[Web page and app entries]
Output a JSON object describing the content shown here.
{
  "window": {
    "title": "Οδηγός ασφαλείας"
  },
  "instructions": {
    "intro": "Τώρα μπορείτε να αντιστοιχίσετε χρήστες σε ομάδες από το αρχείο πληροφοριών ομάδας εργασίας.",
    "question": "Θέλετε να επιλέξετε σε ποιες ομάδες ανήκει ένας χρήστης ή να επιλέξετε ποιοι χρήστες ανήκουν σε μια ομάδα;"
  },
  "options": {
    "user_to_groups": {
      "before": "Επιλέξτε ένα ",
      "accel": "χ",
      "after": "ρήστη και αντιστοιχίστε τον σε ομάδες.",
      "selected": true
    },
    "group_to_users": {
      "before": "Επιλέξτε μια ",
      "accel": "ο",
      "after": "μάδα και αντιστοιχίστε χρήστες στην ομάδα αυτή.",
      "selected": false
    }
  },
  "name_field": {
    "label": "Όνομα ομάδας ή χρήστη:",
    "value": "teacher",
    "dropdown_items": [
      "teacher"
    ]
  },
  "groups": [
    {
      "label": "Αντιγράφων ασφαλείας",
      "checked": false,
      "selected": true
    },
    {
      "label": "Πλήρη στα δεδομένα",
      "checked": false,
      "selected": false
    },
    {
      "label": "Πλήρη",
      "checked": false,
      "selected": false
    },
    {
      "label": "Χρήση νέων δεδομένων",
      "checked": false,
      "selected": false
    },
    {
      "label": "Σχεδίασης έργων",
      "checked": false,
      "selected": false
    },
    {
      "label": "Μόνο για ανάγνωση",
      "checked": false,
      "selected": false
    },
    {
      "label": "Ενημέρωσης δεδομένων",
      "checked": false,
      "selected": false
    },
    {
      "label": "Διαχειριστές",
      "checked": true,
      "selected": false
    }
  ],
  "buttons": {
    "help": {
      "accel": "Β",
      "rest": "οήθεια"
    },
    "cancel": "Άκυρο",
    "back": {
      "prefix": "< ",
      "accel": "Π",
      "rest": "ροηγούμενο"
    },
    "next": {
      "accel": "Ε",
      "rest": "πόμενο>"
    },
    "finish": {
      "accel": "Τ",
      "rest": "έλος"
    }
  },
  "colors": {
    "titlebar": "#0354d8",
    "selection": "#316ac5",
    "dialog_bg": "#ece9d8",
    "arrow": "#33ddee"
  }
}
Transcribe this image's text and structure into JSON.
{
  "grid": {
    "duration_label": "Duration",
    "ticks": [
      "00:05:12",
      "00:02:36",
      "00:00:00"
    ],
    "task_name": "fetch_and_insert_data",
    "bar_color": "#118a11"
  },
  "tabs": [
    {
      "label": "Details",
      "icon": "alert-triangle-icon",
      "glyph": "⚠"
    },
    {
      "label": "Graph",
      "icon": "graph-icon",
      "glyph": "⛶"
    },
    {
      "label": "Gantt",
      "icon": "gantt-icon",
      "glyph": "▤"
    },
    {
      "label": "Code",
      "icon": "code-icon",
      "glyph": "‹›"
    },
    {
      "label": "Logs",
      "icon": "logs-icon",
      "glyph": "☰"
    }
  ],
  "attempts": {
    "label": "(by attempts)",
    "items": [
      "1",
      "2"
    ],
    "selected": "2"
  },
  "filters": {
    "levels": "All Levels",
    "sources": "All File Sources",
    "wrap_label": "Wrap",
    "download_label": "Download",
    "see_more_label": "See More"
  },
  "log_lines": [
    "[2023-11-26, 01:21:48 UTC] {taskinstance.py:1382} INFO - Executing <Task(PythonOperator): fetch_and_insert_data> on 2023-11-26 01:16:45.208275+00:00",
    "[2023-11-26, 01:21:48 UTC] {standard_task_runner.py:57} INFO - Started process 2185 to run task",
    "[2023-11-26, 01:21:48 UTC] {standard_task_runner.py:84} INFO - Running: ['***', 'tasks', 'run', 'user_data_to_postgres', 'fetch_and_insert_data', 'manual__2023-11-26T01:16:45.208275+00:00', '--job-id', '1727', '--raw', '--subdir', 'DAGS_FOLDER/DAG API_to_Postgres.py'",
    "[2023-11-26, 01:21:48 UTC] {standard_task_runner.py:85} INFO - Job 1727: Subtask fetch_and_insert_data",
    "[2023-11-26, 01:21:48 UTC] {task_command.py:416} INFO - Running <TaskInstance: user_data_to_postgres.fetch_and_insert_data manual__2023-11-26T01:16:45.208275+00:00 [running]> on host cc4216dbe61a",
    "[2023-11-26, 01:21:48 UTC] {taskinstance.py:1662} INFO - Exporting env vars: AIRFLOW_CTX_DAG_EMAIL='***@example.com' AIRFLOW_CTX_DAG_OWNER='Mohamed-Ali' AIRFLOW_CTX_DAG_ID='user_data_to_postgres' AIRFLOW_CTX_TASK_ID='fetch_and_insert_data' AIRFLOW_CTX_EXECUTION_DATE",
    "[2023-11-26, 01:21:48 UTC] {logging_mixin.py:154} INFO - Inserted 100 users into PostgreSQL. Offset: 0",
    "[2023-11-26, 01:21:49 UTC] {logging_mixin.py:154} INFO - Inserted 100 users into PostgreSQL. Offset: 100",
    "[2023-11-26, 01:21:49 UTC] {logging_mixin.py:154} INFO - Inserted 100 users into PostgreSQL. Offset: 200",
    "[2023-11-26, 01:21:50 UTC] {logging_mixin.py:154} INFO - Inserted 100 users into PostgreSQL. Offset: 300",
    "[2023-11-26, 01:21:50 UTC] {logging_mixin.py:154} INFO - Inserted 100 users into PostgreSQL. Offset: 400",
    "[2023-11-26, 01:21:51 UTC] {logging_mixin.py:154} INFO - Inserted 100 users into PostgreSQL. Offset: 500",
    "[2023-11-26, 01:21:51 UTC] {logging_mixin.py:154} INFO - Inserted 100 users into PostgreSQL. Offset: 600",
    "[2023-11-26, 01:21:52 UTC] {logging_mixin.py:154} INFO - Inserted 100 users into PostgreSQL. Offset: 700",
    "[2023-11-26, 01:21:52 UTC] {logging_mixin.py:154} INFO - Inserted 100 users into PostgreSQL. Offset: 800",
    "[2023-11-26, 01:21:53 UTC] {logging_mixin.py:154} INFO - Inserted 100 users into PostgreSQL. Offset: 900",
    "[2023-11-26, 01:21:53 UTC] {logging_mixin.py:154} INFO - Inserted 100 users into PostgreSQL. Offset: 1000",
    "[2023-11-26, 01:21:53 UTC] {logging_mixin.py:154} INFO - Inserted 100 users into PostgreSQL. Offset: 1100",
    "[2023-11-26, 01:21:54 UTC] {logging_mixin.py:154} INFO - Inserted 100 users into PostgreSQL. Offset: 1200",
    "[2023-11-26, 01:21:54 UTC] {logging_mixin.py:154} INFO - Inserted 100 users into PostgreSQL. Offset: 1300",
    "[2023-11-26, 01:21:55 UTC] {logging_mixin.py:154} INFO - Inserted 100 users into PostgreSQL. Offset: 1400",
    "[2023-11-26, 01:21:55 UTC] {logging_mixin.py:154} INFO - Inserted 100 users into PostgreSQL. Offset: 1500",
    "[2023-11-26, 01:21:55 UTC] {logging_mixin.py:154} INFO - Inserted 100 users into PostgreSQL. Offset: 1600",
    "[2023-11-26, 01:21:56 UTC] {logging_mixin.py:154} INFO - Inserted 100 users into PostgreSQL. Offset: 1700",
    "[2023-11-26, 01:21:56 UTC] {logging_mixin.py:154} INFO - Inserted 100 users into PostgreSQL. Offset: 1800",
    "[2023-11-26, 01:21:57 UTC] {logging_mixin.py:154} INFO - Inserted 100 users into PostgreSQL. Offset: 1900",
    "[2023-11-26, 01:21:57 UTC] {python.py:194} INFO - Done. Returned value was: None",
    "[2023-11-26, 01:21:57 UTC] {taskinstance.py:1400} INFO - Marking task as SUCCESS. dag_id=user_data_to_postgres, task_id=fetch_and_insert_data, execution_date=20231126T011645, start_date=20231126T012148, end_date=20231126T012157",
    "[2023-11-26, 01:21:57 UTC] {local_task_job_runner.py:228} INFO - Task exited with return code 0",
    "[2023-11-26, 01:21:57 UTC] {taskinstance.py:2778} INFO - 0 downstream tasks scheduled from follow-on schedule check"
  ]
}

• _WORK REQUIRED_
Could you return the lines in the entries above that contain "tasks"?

• _WRITTEN RESPONSE_
    "[2023-11-26, 01:21:48 UTC] {standard_task_runner.py:84} INFO - Running: ['***', 'tasks', 'run', 'user_data_to_postgres', 'fetch_and_insert_data', 'manual__2023-11-26T01:16:45.208275+00:00', '--job-id', '1727', '--raw', '--subdir', 'DAGS_FOLDER/DAG API_to_Postgres.py'",
    "[2023-11-26, 01:21:57 UTC] {taskinstance.py:2778} INFO - 0 downstream tasks scheduled from follow-on schedule check"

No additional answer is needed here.